### [Your task]
Please retype every entry below, keeping it exactly the same.
==============================
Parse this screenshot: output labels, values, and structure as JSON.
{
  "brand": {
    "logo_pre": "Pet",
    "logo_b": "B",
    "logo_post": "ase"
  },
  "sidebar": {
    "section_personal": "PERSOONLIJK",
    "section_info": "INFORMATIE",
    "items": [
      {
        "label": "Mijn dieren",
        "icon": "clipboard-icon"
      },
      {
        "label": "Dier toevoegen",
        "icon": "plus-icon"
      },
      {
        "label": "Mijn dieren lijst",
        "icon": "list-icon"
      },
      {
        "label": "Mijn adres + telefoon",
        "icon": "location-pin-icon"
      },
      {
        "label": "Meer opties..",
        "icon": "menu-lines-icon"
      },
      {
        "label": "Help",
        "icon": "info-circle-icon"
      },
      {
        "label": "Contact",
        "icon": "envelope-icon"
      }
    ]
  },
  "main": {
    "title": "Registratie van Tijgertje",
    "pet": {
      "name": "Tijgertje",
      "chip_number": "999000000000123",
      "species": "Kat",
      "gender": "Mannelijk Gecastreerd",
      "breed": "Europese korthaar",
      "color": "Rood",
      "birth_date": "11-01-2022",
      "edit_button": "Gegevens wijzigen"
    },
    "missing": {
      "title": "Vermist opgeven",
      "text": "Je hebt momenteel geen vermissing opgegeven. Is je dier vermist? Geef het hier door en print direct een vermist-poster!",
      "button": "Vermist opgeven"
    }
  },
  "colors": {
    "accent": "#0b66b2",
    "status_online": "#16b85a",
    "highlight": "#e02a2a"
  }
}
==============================
### [Solution for this problem]
Parse this screenshot: output labels, values, and structure as JSON.
{
  "brand": {
    "logo_pre": "Pet",
    "logo_b": "B",
    "logo_post": "ase"
  },
  "sidebar": {
    "section_personal": "PERSOONLIJK",
    "section_info": "INFORMATIE",
    "items": [
      {
        "label": "Mijn dieren",
        "icon": "clipboard-icon"
      },
      {
        "label": "Dier toevoegen",
        "icon": "plus-icon"
      },
      {
        "label": "Mijn dieren lijst",
        "icon": "list-icon"
      },
      {
        "label": "Mijn adres + telefoon",
        "icon": "location-pin-icon"
      },
      {
        "label": "Meer opties..",
        "icon": "menu-lines-icon"
      },
      {
        "label": "Help",
        "icon": "info-circle-icon"
      },
      {
        "label": "Contact",
        "icon": "envelope-icon"
      }
    ]
  },
  "main": {
    "title": "Registratie van Tijgertje",
    "pet": {
      "name": "Tijgertje",
      "chip_number": "999000000000123",
      "species": "Kat",
      "gender": "Mannelijk Gecastreerd",
      "breed": "Europese korthaar",
      "color": "Rood",
      "birth_date": "11-01-2022",
      "edit_button": "Gegevens wijzigen"
    },
    "missing": {
      "title": "Vermist opgeven",
      "text": "Je hebt momenteel geen vermissing opgegeven. Is je dier vermist? Geef het hier door en print direct een vermist-poster!",
      "button": "Vermist opgeven"
    }
  },
  "colors": {
    "accent": "#0b66b2",
    "status_online": "#16b85a",
    "highlight": "#e02a2a"
  }
}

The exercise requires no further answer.